Northampton moves phone system
Published 12:00 am Tuesday, November 7, 2006
JACKSON – Northampton County Commissioners took necessary steps to ensure more safety for their citizens Monday morning.
The board, meeting in regular session, voted unanimously to spend slightly more than $37,500 to move the telephone system in the county to the 911 Communications Building.
Finance Officer Dot Vick came to the board to request the move based on numerous problems with the system currently located at the Department of Social Services building.
The telephone system currently used in Northampton County was installed in 2003-2004 at the DSS building and at the remote campus in the Data Process Building.
Since that time, the system has experienced several lightning strikes, rendering it useless until repairs could be made.
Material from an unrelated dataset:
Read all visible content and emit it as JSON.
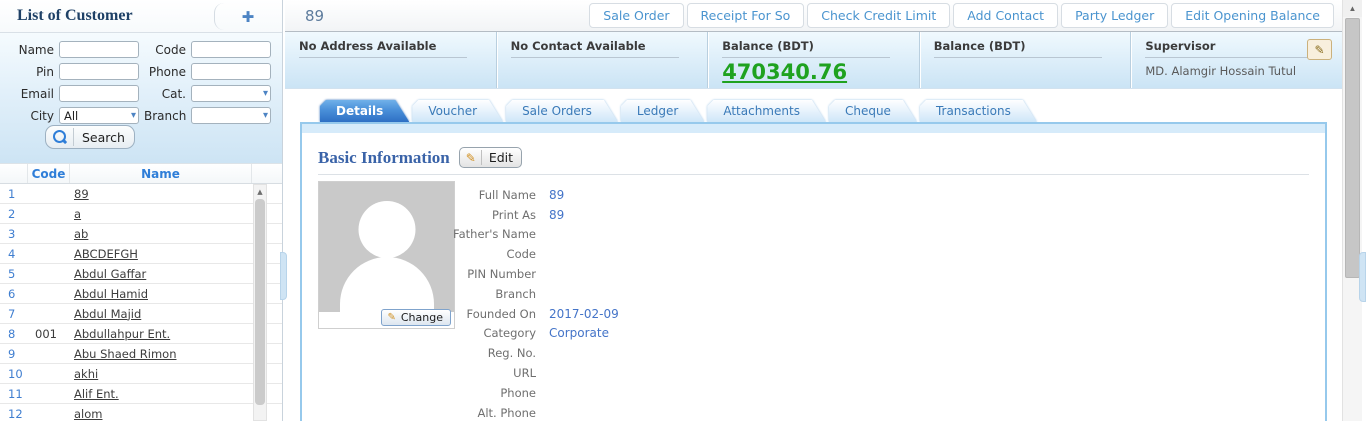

“This has resulted in the county telephone system being out of use for many hours and numerous telephone sets being replaced,” Vick wrote in her memo to the board.
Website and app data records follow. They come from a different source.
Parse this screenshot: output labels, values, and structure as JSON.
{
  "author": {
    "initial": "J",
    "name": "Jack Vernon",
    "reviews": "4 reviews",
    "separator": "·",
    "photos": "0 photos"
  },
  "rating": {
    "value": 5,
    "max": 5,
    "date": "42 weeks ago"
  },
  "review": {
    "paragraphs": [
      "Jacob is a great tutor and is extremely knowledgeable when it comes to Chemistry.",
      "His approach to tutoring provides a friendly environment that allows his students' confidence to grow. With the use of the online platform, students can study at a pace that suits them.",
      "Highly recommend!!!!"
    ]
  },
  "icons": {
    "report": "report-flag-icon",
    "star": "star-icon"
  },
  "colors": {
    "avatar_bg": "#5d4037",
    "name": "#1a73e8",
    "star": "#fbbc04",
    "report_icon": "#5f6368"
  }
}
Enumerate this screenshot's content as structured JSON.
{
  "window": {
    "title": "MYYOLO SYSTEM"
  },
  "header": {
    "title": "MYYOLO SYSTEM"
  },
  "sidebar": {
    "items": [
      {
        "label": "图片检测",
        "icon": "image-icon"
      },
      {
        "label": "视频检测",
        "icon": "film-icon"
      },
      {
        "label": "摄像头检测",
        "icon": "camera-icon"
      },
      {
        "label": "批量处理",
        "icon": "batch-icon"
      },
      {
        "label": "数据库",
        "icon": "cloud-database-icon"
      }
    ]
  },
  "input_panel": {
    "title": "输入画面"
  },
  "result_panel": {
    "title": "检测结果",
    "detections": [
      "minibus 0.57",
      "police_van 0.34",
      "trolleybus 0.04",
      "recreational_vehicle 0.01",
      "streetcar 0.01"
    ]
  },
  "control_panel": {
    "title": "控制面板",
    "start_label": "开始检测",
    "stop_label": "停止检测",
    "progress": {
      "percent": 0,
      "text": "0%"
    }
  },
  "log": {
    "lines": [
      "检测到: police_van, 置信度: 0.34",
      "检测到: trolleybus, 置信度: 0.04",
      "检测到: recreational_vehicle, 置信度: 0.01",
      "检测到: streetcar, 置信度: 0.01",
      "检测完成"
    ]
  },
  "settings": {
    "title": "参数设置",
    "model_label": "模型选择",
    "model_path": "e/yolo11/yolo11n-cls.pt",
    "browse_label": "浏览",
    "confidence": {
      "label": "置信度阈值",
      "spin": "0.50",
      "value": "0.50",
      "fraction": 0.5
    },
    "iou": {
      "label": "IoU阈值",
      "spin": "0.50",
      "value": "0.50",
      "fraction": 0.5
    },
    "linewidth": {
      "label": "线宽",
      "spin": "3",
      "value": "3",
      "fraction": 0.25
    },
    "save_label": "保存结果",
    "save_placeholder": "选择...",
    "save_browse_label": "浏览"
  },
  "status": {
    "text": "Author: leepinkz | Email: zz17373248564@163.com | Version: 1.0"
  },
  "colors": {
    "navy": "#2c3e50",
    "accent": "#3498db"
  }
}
Vick said county staff had worked diligently to eliminate the problem, but had done so without much success.
“It takes a lot for me to panic, but when the telephone system goes down, I panic,” Vick said. “When you have a situation where citizens cannot reach the Sheriff’s Department or protective services, that’s not a good situation.”
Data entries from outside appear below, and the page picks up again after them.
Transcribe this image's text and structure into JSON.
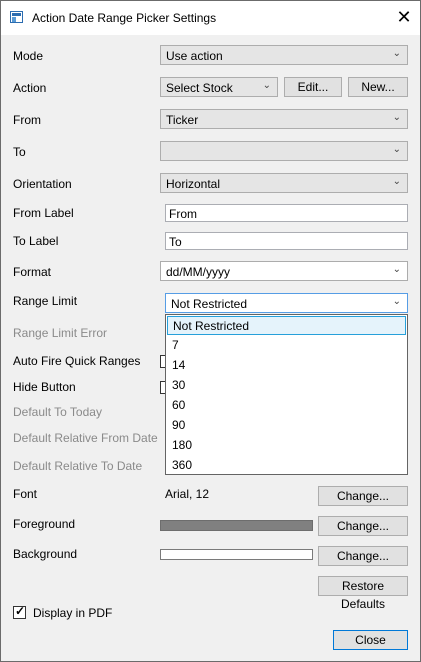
{
  "window": {
    "title": "Action Date Range Picker Settings",
    "close_glyph": "✕"
  },
  "labels": {
    "mode": "Mode",
    "action": "Action",
    "from": "From",
    "to": "To",
    "orientation": "Orientation",
    "from_label": "From Label",
    "to_label": "To Label",
    "format": "Format",
    "range_limit": "Range Limit",
    "range_limit_error": "Range Limit Error",
    "auto_fire": "Auto Fire Quick Ranges",
    "hide_button": "Hide Button",
    "default_to_today": "Default To Today",
    "default_rel_from": "Default Relative From Date",
    "default_rel_to": "Default Relative To Date",
    "font": "Font",
    "foreground": "Foreground",
    "background": "Background"
  },
  "fields": {
    "mode_value": "Use action",
    "action_value": "Select Stock",
    "from_value": "Ticker",
    "to_value": "",
    "orientation_value": "Horizontal",
    "from_label_value": "From",
    "to_label_value": "To",
    "format_value": "dd/MM/yyyy",
    "range_limit_value": "Not Restricted",
    "font_value": "Arial, 12"
  },
  "buttons": {
    "edit": "Edit...",
    "new": "New...",
    "font_change": "Change...",
    "foreground_change": "Change...",
    "background_change": "Change...",
    "restore_defaults": "Restore Defaults",
    "close": "Close"
  },
  "dropdown": {
    "options": [
      "Not Restricted",
      "7",
      "14",
      "30",
      "60",
      "90",
      "180",
      "360"
    ],
    "selected": "Not Restricted"
  },
  "display_in_pdf": {
    "label": "Display in PDF",
    "checked": true
  },
  "colors": {
    "foreground": "#808080",
    "background": "#ffffff",
    "accent": "#0078d7"
  },
  "icons": {
    "chevron": "⌄",
    "check": "✓"
  }
}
Vick said the county had replaced approximately 46 telephones and had been reimbursed almost $10,000 for damages because of the lightning strikes.
She said there was nowhere the funds could come from except contingency, but said she felt it would still leave the board in sound financial condition for that fund.
Her request to the board was supported by Building and Grounds Supervisor Anthony Wheeler, E-911 Coordinator Ronnie Storey Jr. and County Manager Wayne Jenkins.
Jenkins explained moving the telephones could stop the lightning strikes, which would be beneficial.
Commissioner Robert V. Carter (D-4th) asked if Homeland Security funding could be sought for the move, but Jenkins said they could not.
The manager added, however, that once the telephone system was in a stable location, funds could be sought from Homeland Security to provide security measures with which the telephones are already equipped.
Commissioner James C. Boone (D-3rd) said he thought the idea was a good one and made the motion to proceed with relocation of the system. Commissioner Fannie P. Greene (D-5th) offered the second. It passed on a 4-0 with Commission Chairwoman Virginia D. Spruill (D-2nd) and Carter joining those who made the motion in voting for the proposal. Commissioner James Hester (D-1st) was not present.